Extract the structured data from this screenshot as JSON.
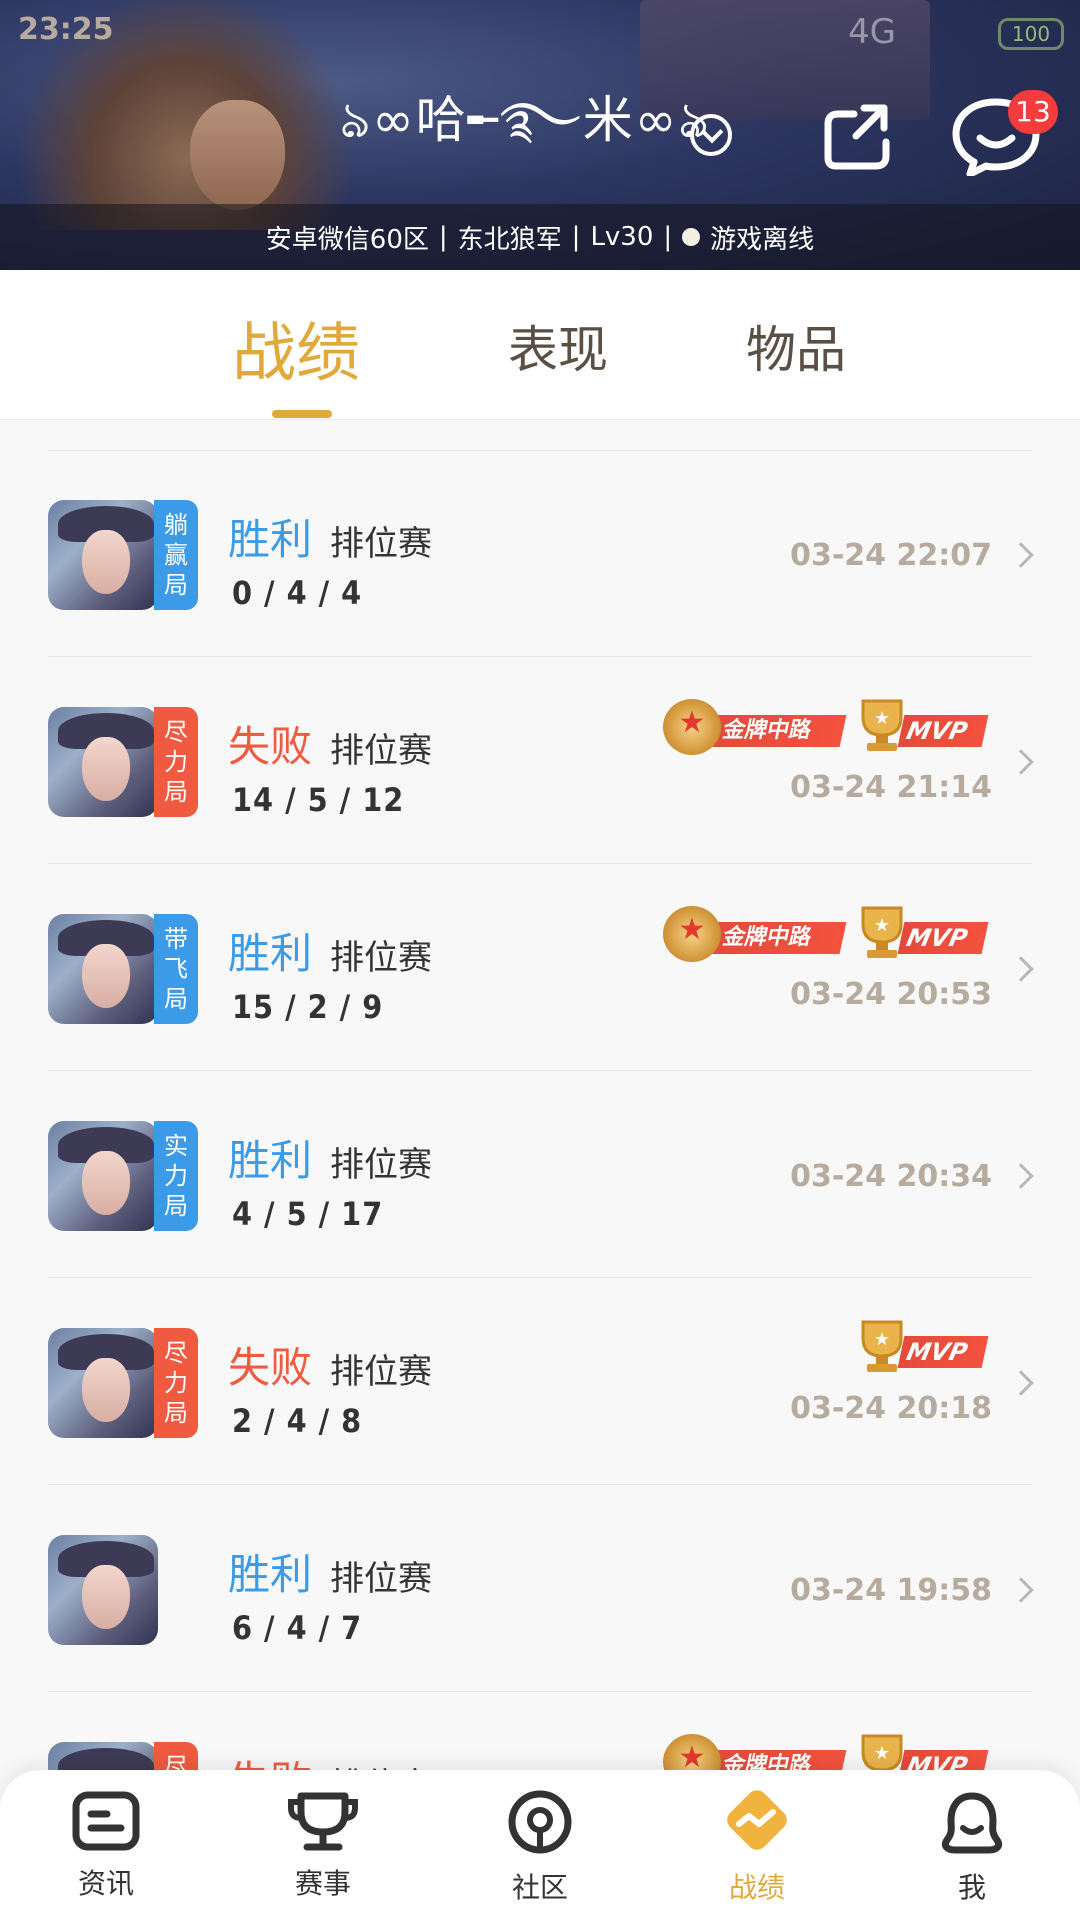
{
  "status_bar": {
    "time": "23:25",
    "network": "4G",
    "battery": "100"
  },
  "header": {
    "nickname": "ঌ∞哈╾࿐米∞ঌ",
    "message_badge": "13",
    "info": {
      "server": "安卓微信60区",
      "sep1": "|",
      "title": "东北狼军",
      "sep2": "|",
      "level": "Lv30",
      "sep3": "|",
      "status": "游戏离线"
    }
  },
  "tabs": [
    {
      "label": "战绩",
      "active": true
    },
    {
      "label": "表现",
      "active": false
    },
    {
      "label": "物品",
      "active": false
    }
  ],
  "matches": [
    {
      "tag": "躺赢局",
      "tag_color": "blue",
      "result": "胜利",
      "result_type": "win",
      "mode": "排位赛",
      "kda": "0 / 4 / 4",
      "time": "03-24 22:07",
      "gold_medal": false,
      "mvp": false
    },
    {
      "tag": "尽力局",
      "tag_color": "red",
      "result": "失败",
      "result_type": "loss",
      "mode": "排位赛",
      "kda": "14 / 5 / 12",
      "time": "03-24 21:14",
      "gold_medal": true,
      "mvp": true
    },
    {
      "tag": "带飞局",
      "tag_color": "blue",
      "result": "胜利",
      "result_type": "win",
      "mode": "排位赛",
      "kda": "15 / 2 / 9",
      "time": "03-24 20:53",
      "gold_medal": true,
      "mvp": true
    },
    {
      "tag": "实力局",
      "tag_color": "blue",
      "result": "胜利",
      "result_type": "win",
      "mode": "排位赛",
      "kda": "4 / 5 / 17",
      "time": "03-24 20:34",
      "gold_medal": false,
      "mvp": false
    },
    {
      "tag": "尽力局",
      "tag_color": "red",
      "result": "失败",
      "result_type": "loss",
      "mode": "排位赛",
      "kda": "2 / 4 / 8",
      "time": "03-24 20:18",
      "gold_medal": false,
      "mvp": true
    },
    {
      "tag": "",
      "tag_color": "",
      "result": "胜利",
      "result_type": "win",
      "mode": "排位赛",
      "kda": "6 / 4 / 7",
      "time": "03-24 19:58",
      "gold_medal": false,
      "mvp": false
    },
    {
      "tag": "尽",
      "tag_color": "red",
      "result": "失败",
      "result_type": "loss",
      "mode": "排位赛",
      "kda": "",
      "time": "",
      "gold_medal": true,
      "mvp": true
    }
  ],
  "medal_labels": {
    "gold": "金牌中路",
    "mvp": "MVP"
  },
  "bottom_nav": [
    {
      "label": "资讯",
      "icon": "news-icon",
      "active": false
    },
    {
      "label": "赛事",
      "icon": "trophy-icon",
      "active": false
    },
    {
      "label": "社区",
      "icon": "community-icon",
      "active": false
    },
    {
      "label": "战绩",
      "icon": "record-icon",
      "active": true
    },
    {
      "label": "我",
      "icon": "profile-icon",
      "active": false
    }
  ],
  "colors": {
    "accent": "#e1a83b",
    "win": "#3b9be8",
    "loss": "#f05a40",
    "badge": "#f43c3c"
  }
}
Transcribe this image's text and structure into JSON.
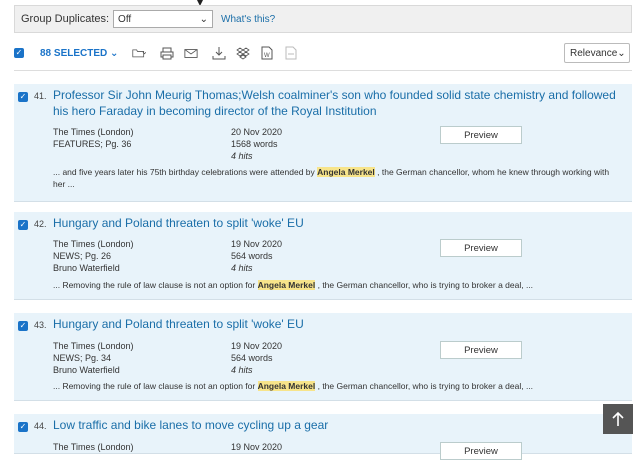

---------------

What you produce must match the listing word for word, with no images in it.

Extract the structured data from this screenshot as JSON.
{
  "status_bar": {
    "time": "23:25",
    "network": "4G",
    "battery": "100"
  },
  "header": {
    "nickname": "ঌ∞哈╾࿐米∞ঌ",
    "message_badge": "13",
    "info": {
      "server": "安卓微信60区",
      "sep1": "|",
      "title": "东北狼军",
      "sep2": "|",
      "level": "Lv30",
      "sep3": "|",
      "status": "游戏离线"
    }
  },
  "tabs": [
    {
      "label": "战绩",
      "active": true
    },
    {
      "label": "表现",
      "active": false
    },
    {
      "label": "物品",
      "active": false
    }
  ],
  "matches": [
    {
      "tag": "躺赢局",
      "tag_color": "blue",
      "result": "胜利",
      "result_type": "win",
      "mode": "排位赛",
      "kda": "0 / 4 / 4",
      "time": "03-24 22:07",
      "gold_medal": false,
      "mvp": false
    },
    {
      "tag": "尽力局",
      "tag_color": "red",
      "result": "失败",
      "result_type": "loss",
      "mode": "排位赛",
      "kda": "14 / 5 / 12",
      "time": "03-24 21:14",
      "gold_medal": true,
      "mvp": true
    },
    {
      "tag": "带飞局",
      "tag_color": "blue",
      "result": "胜利",
      "result_type": "win",
      "mode": "排位赛",
      "kda": "15 / 2 / 9",
      "time": "03-24 20:53",
      "gold_medal": true,
      "mvp": true
    },
    {
      "tag": "实力局",
      "tag_color": "blue",
      "result": "胜利",
      "result_type": "win",
      "mode": "排位赛",
      "kda": "4 / 5 / 17",
      "time": "03-24 20:34",
      "gold_medal": false,
      "mvp": false
    },
    {
      "tag": "尽力局",
      "tag_color": "red",
      "result": "失败",
      "result_type": "loss",
      "mode": "排位赛",
      "kda": "2 / 4 / 8",
      "time": "03-24 20:18",
      "gold_medal": false,
      "mvp": true
    },
    {
      "tag": "",
      "tag_color": "",
      "result": "胜利",
      "result_type": "win",
      "mode": "排位赛",
      "kda": "6 / 4 / 7",
      "time": "03-24 19:58",
      "gold_medal": false,
      "mvp": false
    },
    {
      "tag": "尽",
      "tag_color": "red",
      "result": "失败",
      "result_type": "loss",
      "mode": "排位赛",
      "kda": "",
      "time": "",
      "gold_medal": true,
      "mvp": true
    }
  ],
  "medal_labels": {
    "gold": "金牌中路",
    "mvp": "MVP"
  },
  "bottom_nav": [
    {
      "label": "资讯",
      "icon": "news-icon",
      "active": false
    },
    {
      "label": "赛事",
      "icon": "trophy-icon",
      "active": false
    },
    {
      "label": "社区",
      "icon": "community-icon",
      "active": false
    },
    {
      "label": "战绩",
      "icon": "record-icon",
      "active": true
    },
    {
      "label": "我",
      "icon": "profile-icon",
      "active": false
    }
  ],
  "colors": {
    "accent": "#e1a83b",
    "win": "#3b9be8",
    "loss": "#f05a40",
    "badge": "#f43c3c"
  }
}
Transcribe this image's text and structure into JSON.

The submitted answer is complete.